Student Evaluations and Teacher Performance
A new study seems to show that student evaluations of teachers are something other than a popularity contest.
A new study seems to show that student evaluations of teachers are something other than a popularity contest. Sam Dillon for NYT:
How useful are the views of public school students about their teachers? Quite useful, according to preliminary results released on Friday from a $45 million research project that is intended to find new ways of distinguishing good teachers from bad.
Teachers whose students described them as skillful at maintaining classroom order, at focusing their instruction and at helping their charges learn from their mistakes are often the same teachers whose students learn the most in the course of a year, as measured by gains on standardized test scores, according to a progress report on the research.
Financed by the Bill and Melinda Gates Foundation, the two-year project involves scores of social scientists and some 3,000 teachers and their students in Charlotte, N.C.; Dallas; Denver; Hillsborough County, Fla., which includes Tampa; Memphis; New York; and Pittsburgh. The research is part of the $335 million Gates Foundation effort to overhaul the personnel systems in those districts.
Statisticians began the effort last year by ranking all the teachers using a statistical method known as value-added modeling, which calculates how much each teacher has helped students learn based on changes in test scores from year to year. Now researchers are looking for correlations between the value-added rankings and other measures of teacher effectiveness.
Research centering on surveys of students’ perceptions has produced some clear early results. Thousands of students have filled out confidential questionnaires about the learning environment that their teachers create. After comparing the students’ ratings with teachers’ value-added scores, researchers have concluded that there is quite a bit of agreement. Classrooms where a majority of students said they agreed with the statement, “Our class stays busy and doesn’t waste time,” tended to be led by teachers with high value-added scores, the report said. The same was true for teachers whose students agreed with the statements, “In this class, we learn to correct our mistakes,” and, “My teacher has several good ways to explain each topic that we cover in this class.”
I’m quite skeptical of these findings. That’s not surprising, in that I’ve developed rather strong opinions on teaching evaluations from personal experience with them as a college professor. My own ratings with survey courses were all over the place — sometimes wildly different in different sections of the same class in a given semester with open format questions delivering precisely opposite conclusions. In the upper sections, populated mostly by political science majors, my evaluations followed a curve nearly identical to the student grades.
Granted, that’s anecdotal, with a very small “n.’ And maybe elementary school students are more insightful and honest than their college peers.
But three other questions jump immediately out at me.
First, which direction does the causality flow? Maybe the type of students who perform well on tests are more likely to give their teacher credit, rather than the teaching style influencing both the ratings and the test performance?
Second, how do the correlations hold up longitudinally? That is, do the same teachers get similar ratings and test performances every year? Otherwise, this may be a function of a teacher getting a randomly generous allocation of bright, well behaved students in a given rating period and it being taken as a sign of good teaching.

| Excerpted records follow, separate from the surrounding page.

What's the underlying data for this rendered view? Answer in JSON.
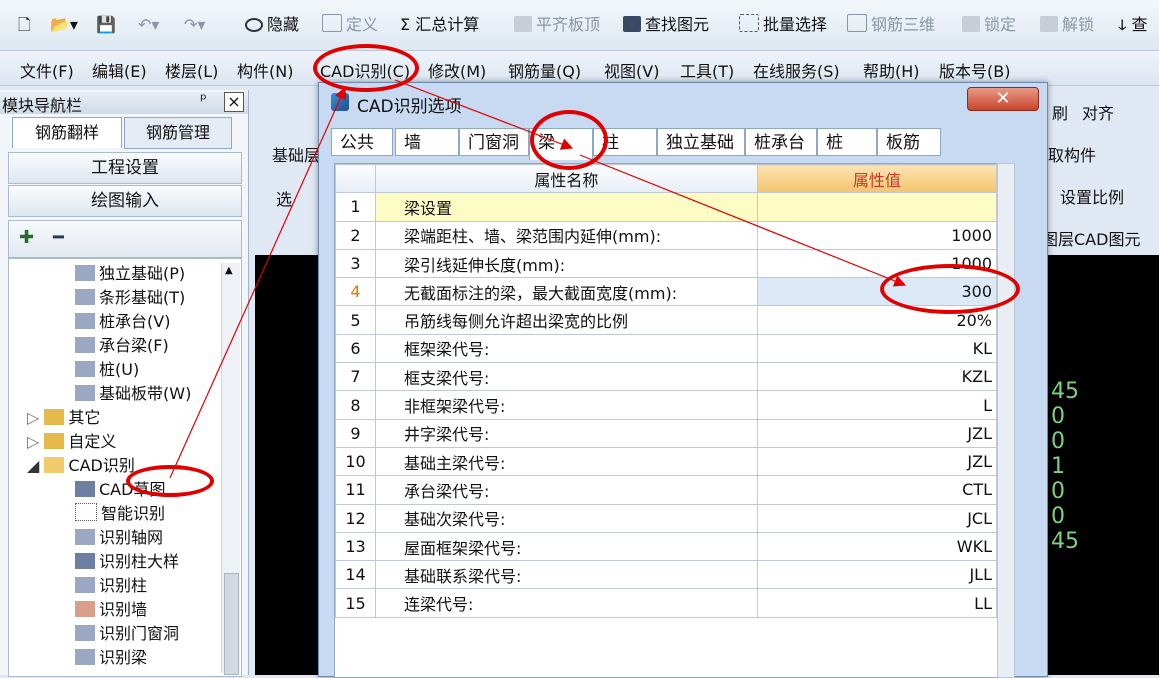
{
  "toolbar": {
    "hide_label": "隐藏",
    "define_label": "定义",
    "sum_label": "汇总计算",
    "align_top_label": "平齐板顶",
    "find_label": "查找图元",
    "batch_select_label": "批量选择",
    "rebar_3d_label": "钢筋三维",
    "lock_label": "锁定",
    "unlock_label": "解锁",
    "check_label": "查"
  },
  "menu": {
    "items": [
      "文件(F)",
      "编辑(E)",
      "楼层(L)",
      "构件(N)",
      "CAD识别(C)",
      "修改(M)",
      "钢筋量(Q)",
      "视图(V)",
      "工具(T)",
      "在线服务(S)",
      "帮助(H)",
      "版本号(B)"
    ]
  },
  "nav": {
    "title": "模块导航栏",
    "pin": "ᵖ",
    "close": "×",
    "tabs": [
      "钢筋翻样",
      "钢筋管理"
    ],
    "buttons": [
      "工程设置",
      "绘图输入"
    ],
    "expand": "✚",
    "collapse": "━",
    "tree": [
      {
        "label": "独立基础(P)"
      },
      {
        "label": "条形基础(T)"
      },
      {
        "label": "桩承台(V)"
      },
      {
        "label": "承台梁(F)"
      },
      {
        "label": "桩(U)"
      },
      {
        "label": "基础板带(W)"
      },
      {
        "label": "其它"
      },
      {
        "label": "自定义"
      },
      {
        "label": "CAD识别"
      },
      {
        "label": "CAD草图"
      },
      {
        "label": "智能识别"
      },
      {
        "label": "识别轴网"
      },
      {
        "label": "识别柱大样"
      },
      {
        "label": "识别柱"
      },
      {
        "label": "识别墙"
      },
      {
        "label": "识别门窗洞"
      },
      {
        "label": "识别梁"
      }
    ]
  },
  "background": {
    "right_labels": [
      "刷",
      "对齐",
      "取构件",
      "设置比例",
      "图层CAD图元"
    ],
    "left_labels": [
      "基础层",
      "选"
    ],
    "canvas_text": "45\n0\n0\n1\n0\n0\n45"
  },
  "dialog": {
    "title": "CAD识别选项",
    "close": "✕",
    "tabs": [
      "公共",
      "墙",
      "门窗洞",
      "梁",
      "柱",
      "独立基础",
      "桩承台",
      "桩",
      "板筋"
    ],
    "active_tab": "梁",
    "columns": {
      "name": "属性名称",
      "value": "属性值"
    },
    "rows": [
      {
        "num": "1",
        "name": "梁设置",
        "value": ""
      },
      {
        "num": "2",
        "name": "梁端距柱、墙、梁范围内延伸(mm):",
        "value": "1000"
      },
      {
        "num": "3",
        "name": "梁引线延伸长度(mm):",
        "value": "1000"
      },
      {
        "num": "4",
        "name": "无截面标注的梁，最大截面宽度(mm):",
        "value": "300"
      },
      {
        "num": "5",
        "name": "吊筋线每侧允许超出梁宽的比例",
        "value": "20%"
      },
      {
        "num": "6",
        "name": "框架梁代号:",
        "value": "KL"
      },
      {
        "num": "7",
        "name": "框支梁代号:",
        "value": "KZL"
      },
      {
        "num": "8",
        "name": "非框架梁代号:",
        "value": "L"
      },
      {
        "num": "9",
        "name": "井字梁代号:",
        "value": "JZL"
      },
      {
        "num": "10",
        "name": "基础主梁代号:",
        "value": "JZL"
      },
      {
        "num": "11",
        "name": "承台梁代号:",
        "value": "CTL"
      },
      {
        "num": "12",
        "name": "基础次梁代号:",
        "value": "JCL"
      },
      {
        "num": "13",
        "name": "屋面框架梁代号:",
        "value": "WKL"
      },
      {
        "num": "14",
        "name": "基础联系梁代号:",
        "value": "JLL"
      },
      {
        "num": "15",
        "name": "连梁代号:",
        "value": "LL"
      }
    ]
  },
  "colors": {
    "annotation_red": "#e10000",
    "section_row": "#fdfcc4",
    "value_header": "#f4c46e"
  }
}
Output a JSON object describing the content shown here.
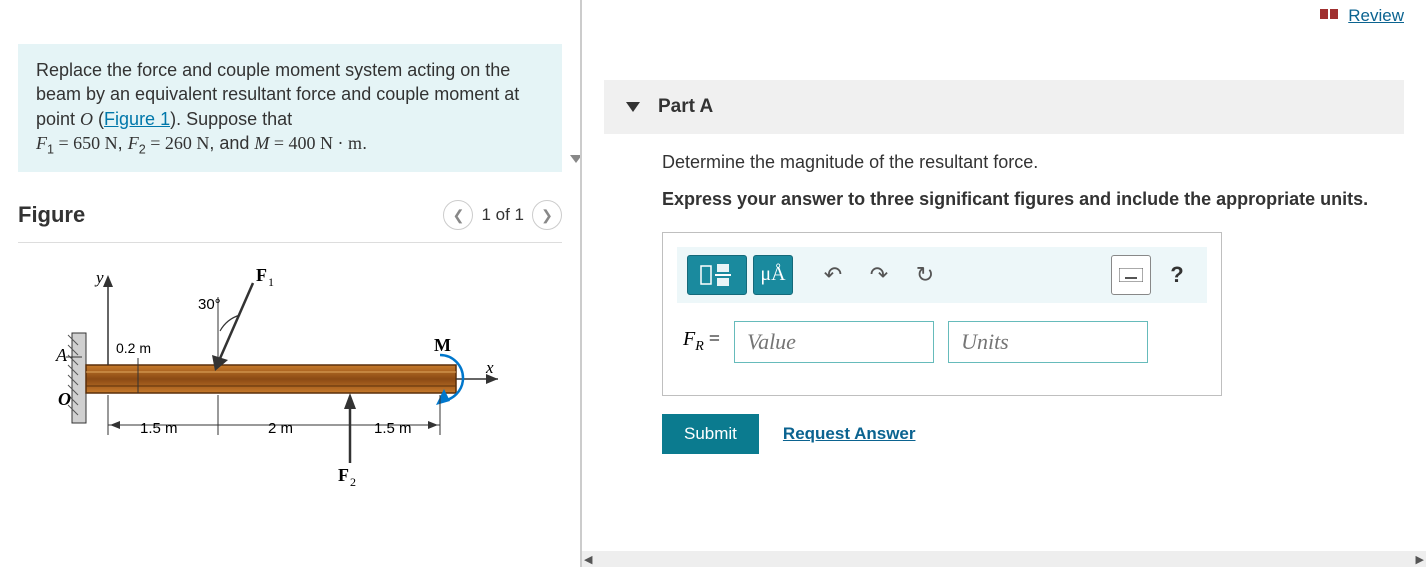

Third, what other variables are at work here? Scanning the PDF of the Gates Foundation report, it appears as if the research team proceeded as if teaching styles and test outcomes were the only factors. But we know that parental involvement, parental education, home life, child nutrition, and all manner of other things really, really matter. Maybe the “good” teachers mostly taught in wealthy schools with involved parents who ensure their kids went off to school with a good breakfast, a decent night’s sleep, and had mastered their homework. If there’s no control for this sort of thing, the study is completely worthless.